EXERCISE: Type out the data exactly as given. Skip any image.

(Data records for software interfaces)
#####

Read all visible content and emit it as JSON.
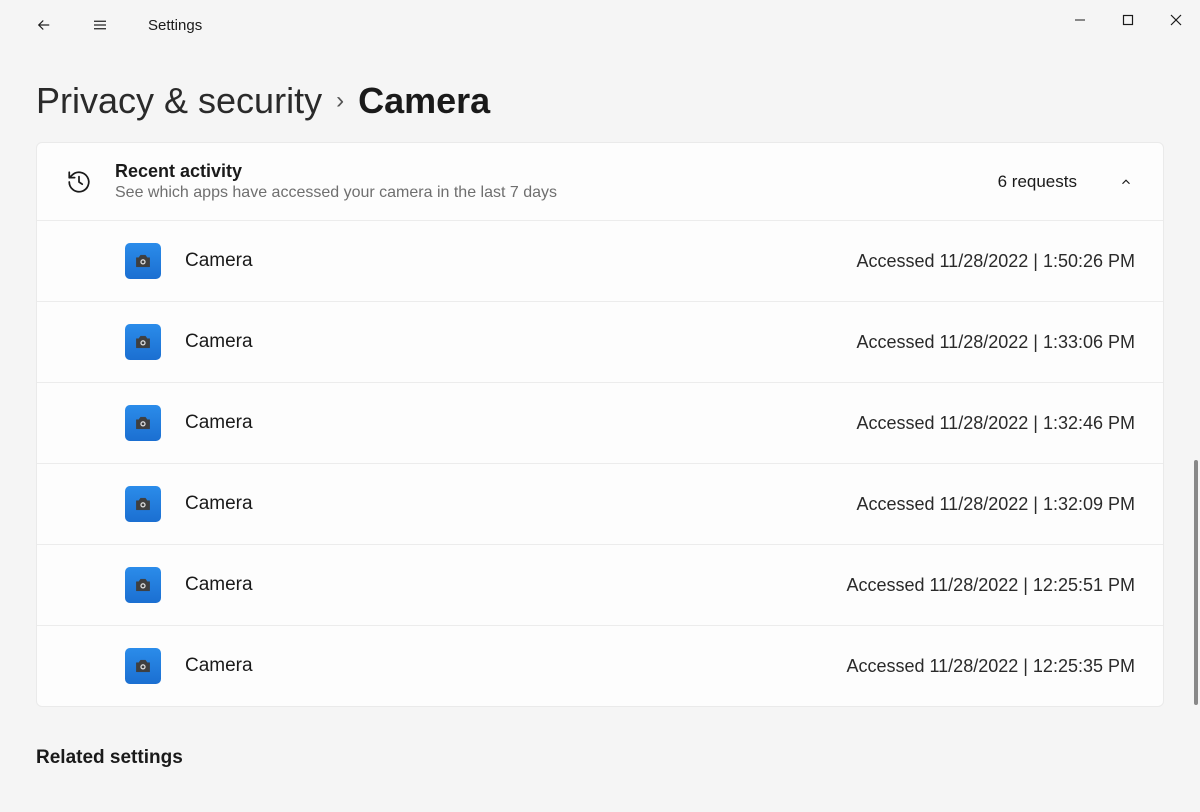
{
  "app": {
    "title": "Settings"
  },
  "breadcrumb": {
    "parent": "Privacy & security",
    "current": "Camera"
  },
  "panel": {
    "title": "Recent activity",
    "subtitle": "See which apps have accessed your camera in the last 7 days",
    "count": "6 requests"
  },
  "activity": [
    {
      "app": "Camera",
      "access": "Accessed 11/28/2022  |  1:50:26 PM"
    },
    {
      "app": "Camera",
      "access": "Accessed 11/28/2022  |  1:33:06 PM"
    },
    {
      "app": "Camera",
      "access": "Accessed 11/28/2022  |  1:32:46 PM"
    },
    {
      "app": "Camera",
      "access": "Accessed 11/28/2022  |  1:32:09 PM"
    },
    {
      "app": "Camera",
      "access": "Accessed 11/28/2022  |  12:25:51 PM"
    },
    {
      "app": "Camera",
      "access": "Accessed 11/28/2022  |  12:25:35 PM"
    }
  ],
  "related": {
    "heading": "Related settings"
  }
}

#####

EXPECTED ANSWER:
Read all visible content and emit it as JSON.
{
  "app": {
    "title": "Settings"
  },
  "breadcrumb": {
    "parent": "Privacy & security",
    "current": "Camera"
  },
  "panel": {
    "title": "Recent activity",
    "subtitle": "See which apps have accessed your camera in the last 7 days",
    "count": "6 requests"
  },
  "activity": [
    {
      "app": "Camera",
      "access": "Accessed 11/28/2022  |  1:50:26 PM"
    },
    {
      "app": "Camera",
      "access": "Accessed 11/28/2022  |  1:33:06 PM"
    },
    {
      "app": "Camera",
      "access": "Accessed 11/28/2022  |  1:32:46 PM"
    },
    {
      "app": "Camera",
      "access": "Accessed 11/28/2022  |  1:32:09 PM"
    },
    {
      "app": "Camera",
      "access": "Accessed 11/28/2022  |  12:25:51 PM"
    },
    {
      "app": "Camera",
      "access": "Accessed 11/28/2022  |  12:25:35 PM"
    }
  ],
  "related": {
    "heading": "Related settings"
  }
}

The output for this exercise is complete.